I feel guilty for not posting anything on Earth Day. It’s the one day that I should drop everything and write. This is a biodiversity site, after all. But on Saturday, I had gone hiking along a series of highland rolling mountains outside of Istanbul near a ski-resort in Kartepe. By the time Earth Day came along, I was still avoiding my computer. Sometimes all you can do is stick to old-fashioned books on Earth Day. To make up for it, I’d like to celebrate America’s National Poetry Month, instead. Even though I don’t technically live in the U.S., I still find its monthly causes for celebration endearing. April won’t end for another few days, so I haven’t missed the deadline, yet.

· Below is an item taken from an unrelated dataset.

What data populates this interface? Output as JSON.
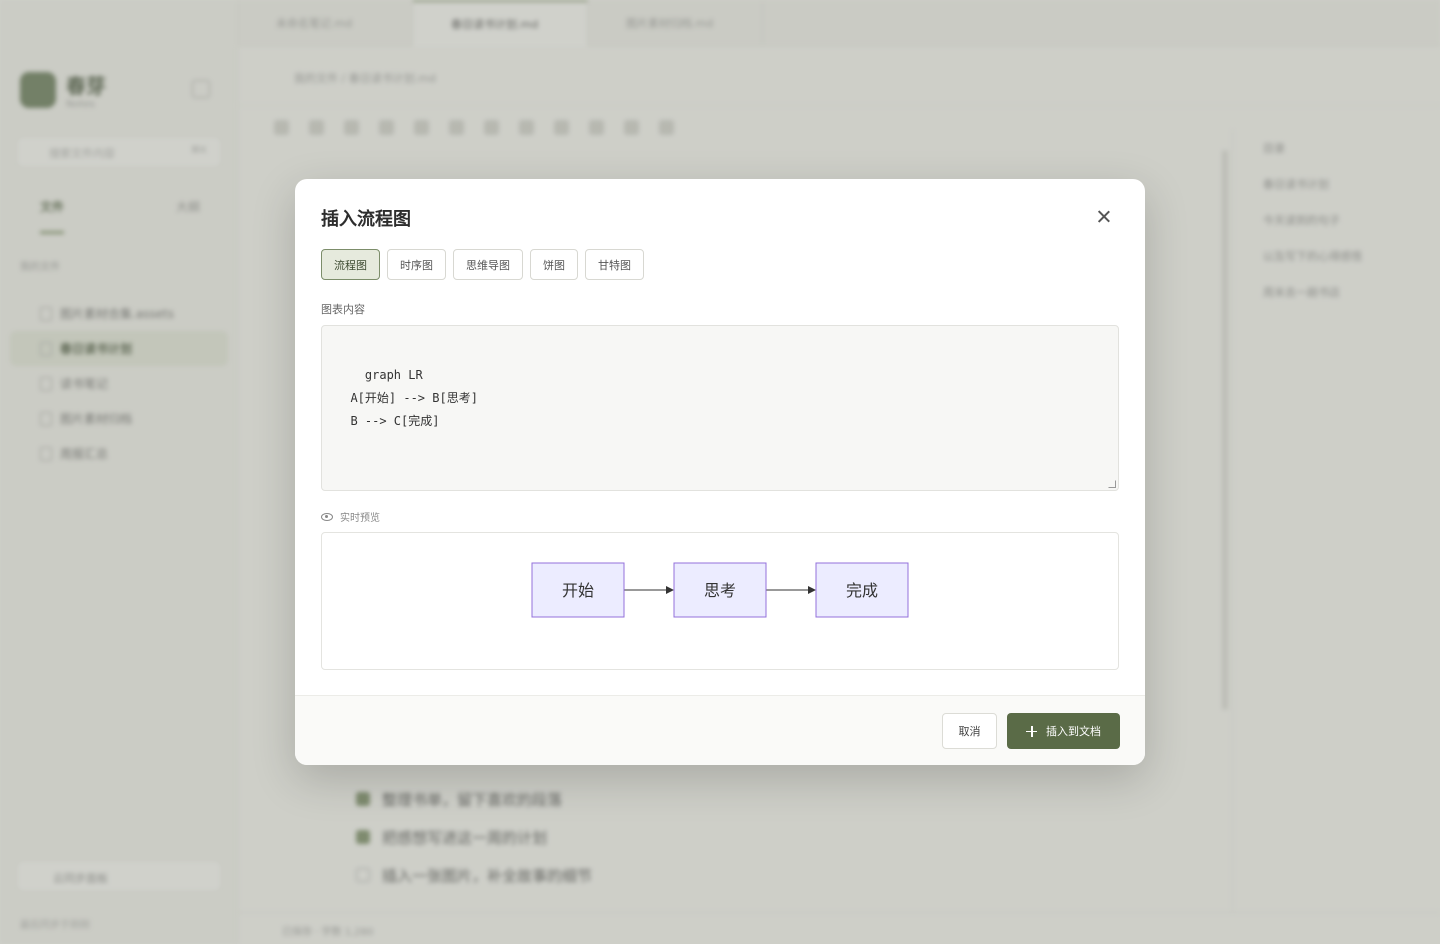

When we think about nature and poetry, the knee-jerk reaction is to think of the English Romantic poets such as Keats, Wordsworth, Coleridge and Tennyson (some of which are described here). However, their sublime view of nature and lofty diction may no longer appeal to contemporary audiences. Our relationship to nature has become more complicated. Namely, plastic and chemical pollution, climate change and mass extinction leave us with the feeling that nature is under siege by contemporary society. And it’s a society we participate in, so we may feel a form of guilt or complicity if we care about the environment. Nature writers are shifting their perspectives. Contemporary poets are addressing these issues head on, as shown by the recent anthology, Big Energy Poets: Ecopoetry thinks Climate Change. From contemplating plastic pollution to questioning the body’s relationship to the earth, poets are not blinded by the dream for green pastures, they’re writing to process and feel through the quagmire we face.
And if you’re wondering what exactly “trophic cascade” means in scientific terms, this image gives a pretty good description:

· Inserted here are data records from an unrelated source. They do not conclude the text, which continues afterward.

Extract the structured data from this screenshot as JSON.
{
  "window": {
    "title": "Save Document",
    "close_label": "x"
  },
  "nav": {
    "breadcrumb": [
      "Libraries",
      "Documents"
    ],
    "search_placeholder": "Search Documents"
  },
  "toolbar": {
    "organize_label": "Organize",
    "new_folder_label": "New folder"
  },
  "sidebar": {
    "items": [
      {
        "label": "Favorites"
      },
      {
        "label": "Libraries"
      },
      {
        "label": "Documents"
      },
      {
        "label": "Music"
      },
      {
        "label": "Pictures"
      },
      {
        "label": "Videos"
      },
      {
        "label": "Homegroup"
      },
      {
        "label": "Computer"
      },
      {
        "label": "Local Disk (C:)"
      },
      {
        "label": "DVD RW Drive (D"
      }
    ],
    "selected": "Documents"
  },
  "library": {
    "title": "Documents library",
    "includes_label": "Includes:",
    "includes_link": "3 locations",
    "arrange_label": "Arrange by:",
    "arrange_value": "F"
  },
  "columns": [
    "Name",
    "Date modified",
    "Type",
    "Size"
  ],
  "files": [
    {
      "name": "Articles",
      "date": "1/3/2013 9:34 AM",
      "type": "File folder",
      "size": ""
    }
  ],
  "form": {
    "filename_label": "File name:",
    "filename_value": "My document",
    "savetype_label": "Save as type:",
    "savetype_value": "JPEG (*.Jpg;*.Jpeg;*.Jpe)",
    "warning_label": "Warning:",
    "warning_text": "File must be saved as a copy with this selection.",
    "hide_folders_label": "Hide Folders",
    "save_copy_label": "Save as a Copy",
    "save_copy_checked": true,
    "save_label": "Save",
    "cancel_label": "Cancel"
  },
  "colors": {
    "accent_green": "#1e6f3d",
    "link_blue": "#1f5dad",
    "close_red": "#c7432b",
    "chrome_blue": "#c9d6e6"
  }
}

And while native Americans are often revered for their own spiritual relationship to nature, Kumeyaay Tommy Pico writes poetry that challenges the noble savage stereotype. His book Nature Poem centers on Teebs, a native, queer poet who can’t bring himself to write a nature poem. His poetry collection, Junk, offers us the nature poetry of the present-day because it is infused with plastic trash, social media and pop culture references.
But if sitting down and reading a book of poetry isn’t your thing, consider checking out these Spoken Word nature poets who perform their work.

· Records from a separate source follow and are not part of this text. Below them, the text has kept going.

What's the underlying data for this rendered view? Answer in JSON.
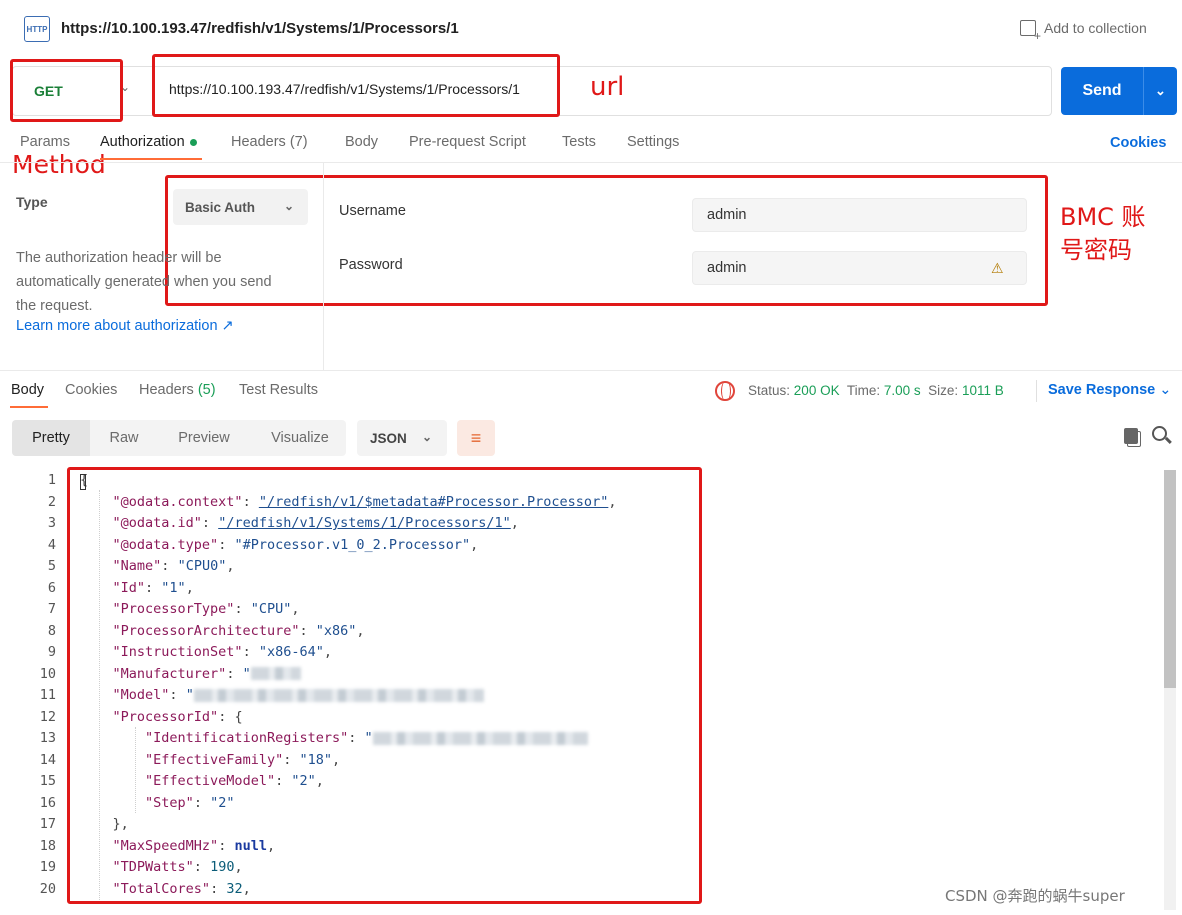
{
  "header": {
    "icon_text": "HTTP",
    "title": "https://10.100.193.47/redfish/v1/Systems/1/Processors/1",
    "add_to_collection": "Add to collection"
  },
  "request": {
    "method": "GET",
    "url": "https://10.100.193.47/redfish/v1/Systems/1/Processors/1",
    "send_label": "Send"
  },
  "tabs": {
    "params": "Params",
    "authorization": "Authorization",
    "headers": "Headers (7)",
    "body": "Body",
    "prerequest": "Pre-request Script",
    "tests": "Tests",
    "settings": "Settings",
    "cookies": "Cookies"
  },
  "auth": {
    "type_label": "Type",
    "type_value": "Basic Auth",
    "desc_1": "The authorization header will be",
    "desc_2": "automatically generated when you send",
    "desc_3": "the request.",
    "learn_more": "Learn more about authorization ↗",
    "username_label": "Username",
    "username_value": "admin",
    "password_label": "Password",
    "password_value": "admin"
  },
  "annotations": {
    "url": "url",
    "method": "Method",
    "bmc_1": "BMC 账",
    "bmc_2": "号密码",
    "watermark": "CSDN @奔跑的蜗牛super"
  },
  "response": {
    "tabs": {
      "body": "Body",
      "cookies": "Cookies",
      "headers": "Headers",
      "headers_count": "(5)",
      "test_results": "Test Results"
    },
    "status_label": "Status:",
    "status_value": "200 OK",
    "time_label": "Time:",
    "time_value": "7.00 s",
    "size_label": "Size:",
    "size_value": "1011 B",
    "save_response": "Save Response",
    "views": {
      "pretty": "Pretty",
      "raw": "Raw",
      "preview": "Preview",
      "visualize": "Visualize"
    },
    "format": "JSON"
  },
  "code": {
    "line_numbers": [
      "1",
      "2",
      "3",
      "4",
      "5",
      "6",
      "7",
      "8",
      "9",
      "10",
      "11",
      "12",
      "13",
      "14",
      "15",
      "16",
      "17",
      "18",
      "19",
      "20"
    ],
    "brace_open": "{",
    "l2_key": "\"@odata.context\"",
    "l2_val": "\"/redfish/v1/$metadata#Processor.Processor\"",
    "l3_key": "\"@odata.id\"",
    "l3_val": "\"/redfish/v1/Systems/1/Processors/1\"",
    "l4_key": "\"@odata.type\"",
    "l4_val": "\"#Processor.v1_0_2.Processor\"",
    "l5_key": "\"Name\"",
    "l5_val": "\"CPU0\"",
    "l6_key": "\"Id\"",
    "l6_val": "\"1\"",
    "l7_key": "\"ProcessorType\"",
    "l7_val": "\"CPU\"",
    "l8_key": "\"ProcessorArchitecture\"",
    "l8_val": "\"x86\"",
    "l9_key": "\"InstructionSet\"",
    "l9_val": "\"x86-64\"",
    "l10_key": "\"Manufacturer\"",
    "l10_val": "\"",
    "l11_key": "\"Model\"",
    "l11_val": "\"",
    "l12_key": "\"ProcessorId\"",
    "l13_key": "\"IdentificationRegisters\"",
    "l13_val": "\"",
    "l14_key": "\"EffectiveFamily\"",
    "l14_val": "\"18\"",
    "l15_key": "\"EffectiveModel\"",
    "l15_val": "\"2\"",
    "l16_key": "\"Step\"",
    "l16_val": "\"2\"",
    "l17": "},",
    "l18_key": "\"MaxSpeedMHz\"",
    "l18_val": "null",
    "l19_key": "\"TDPWatts\"",
    "l19_val": "190",
    "l20_key": "\"TotalCores\"",
    "l20_val": "32"
  }
}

Finally, why not write your own nature poem? Though the deadline has passed, each year The Rialto sponsors the Nature and Place Poetry Competition. Now is a great time to start working on your entry for 2019.
Do you have a list of your own favorite nature books, poems or poets? Please share them in the comments!